Work order:
In the following listing, work out how many lines contain the string "description", and state only that number.

─── Exercise materials ───

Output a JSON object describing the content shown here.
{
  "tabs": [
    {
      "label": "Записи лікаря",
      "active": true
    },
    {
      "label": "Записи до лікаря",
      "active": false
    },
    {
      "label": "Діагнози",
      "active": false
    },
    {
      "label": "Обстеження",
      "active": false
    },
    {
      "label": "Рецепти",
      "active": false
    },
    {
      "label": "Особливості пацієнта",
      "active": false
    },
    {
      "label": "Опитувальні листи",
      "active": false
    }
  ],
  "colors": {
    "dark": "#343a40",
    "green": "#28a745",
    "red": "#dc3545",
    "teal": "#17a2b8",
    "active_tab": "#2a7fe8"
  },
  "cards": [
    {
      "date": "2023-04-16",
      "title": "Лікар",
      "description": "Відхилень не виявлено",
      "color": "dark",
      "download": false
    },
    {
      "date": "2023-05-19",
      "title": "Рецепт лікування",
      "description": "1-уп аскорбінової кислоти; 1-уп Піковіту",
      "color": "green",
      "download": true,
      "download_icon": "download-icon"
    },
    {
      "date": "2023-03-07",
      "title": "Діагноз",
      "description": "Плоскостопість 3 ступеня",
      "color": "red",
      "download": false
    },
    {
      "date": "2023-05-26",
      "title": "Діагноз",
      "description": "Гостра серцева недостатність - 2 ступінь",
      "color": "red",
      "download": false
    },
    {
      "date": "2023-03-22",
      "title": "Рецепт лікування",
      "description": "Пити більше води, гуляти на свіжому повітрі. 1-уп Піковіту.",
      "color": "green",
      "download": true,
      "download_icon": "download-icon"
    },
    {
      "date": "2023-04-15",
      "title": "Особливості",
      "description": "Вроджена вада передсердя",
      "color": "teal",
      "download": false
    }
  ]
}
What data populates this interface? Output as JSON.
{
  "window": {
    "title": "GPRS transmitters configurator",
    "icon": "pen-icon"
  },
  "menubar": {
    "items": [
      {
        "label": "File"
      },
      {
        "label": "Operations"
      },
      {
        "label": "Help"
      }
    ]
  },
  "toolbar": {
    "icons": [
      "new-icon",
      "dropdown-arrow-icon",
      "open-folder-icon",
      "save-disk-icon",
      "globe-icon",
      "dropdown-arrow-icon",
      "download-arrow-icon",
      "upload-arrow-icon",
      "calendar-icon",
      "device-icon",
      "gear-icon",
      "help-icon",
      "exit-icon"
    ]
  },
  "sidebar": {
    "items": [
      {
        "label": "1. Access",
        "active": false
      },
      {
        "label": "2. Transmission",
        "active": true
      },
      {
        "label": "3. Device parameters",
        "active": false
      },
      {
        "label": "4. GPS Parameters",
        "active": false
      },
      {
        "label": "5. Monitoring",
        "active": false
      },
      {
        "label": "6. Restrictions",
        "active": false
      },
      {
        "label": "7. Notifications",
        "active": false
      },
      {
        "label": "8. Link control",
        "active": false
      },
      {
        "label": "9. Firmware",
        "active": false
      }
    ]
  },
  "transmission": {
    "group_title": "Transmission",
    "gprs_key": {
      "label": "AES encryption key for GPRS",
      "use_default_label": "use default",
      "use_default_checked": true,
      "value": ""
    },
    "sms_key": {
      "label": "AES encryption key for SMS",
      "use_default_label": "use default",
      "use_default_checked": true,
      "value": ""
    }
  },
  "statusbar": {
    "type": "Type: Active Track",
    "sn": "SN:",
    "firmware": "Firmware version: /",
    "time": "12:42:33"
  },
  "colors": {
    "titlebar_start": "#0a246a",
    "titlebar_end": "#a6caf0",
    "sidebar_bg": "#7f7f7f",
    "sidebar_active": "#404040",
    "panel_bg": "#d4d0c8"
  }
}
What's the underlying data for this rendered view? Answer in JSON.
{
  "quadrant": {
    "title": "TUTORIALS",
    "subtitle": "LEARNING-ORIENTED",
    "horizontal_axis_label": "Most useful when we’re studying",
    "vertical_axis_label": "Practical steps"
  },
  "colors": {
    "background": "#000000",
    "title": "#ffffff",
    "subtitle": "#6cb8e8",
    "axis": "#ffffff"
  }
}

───

Written response:
6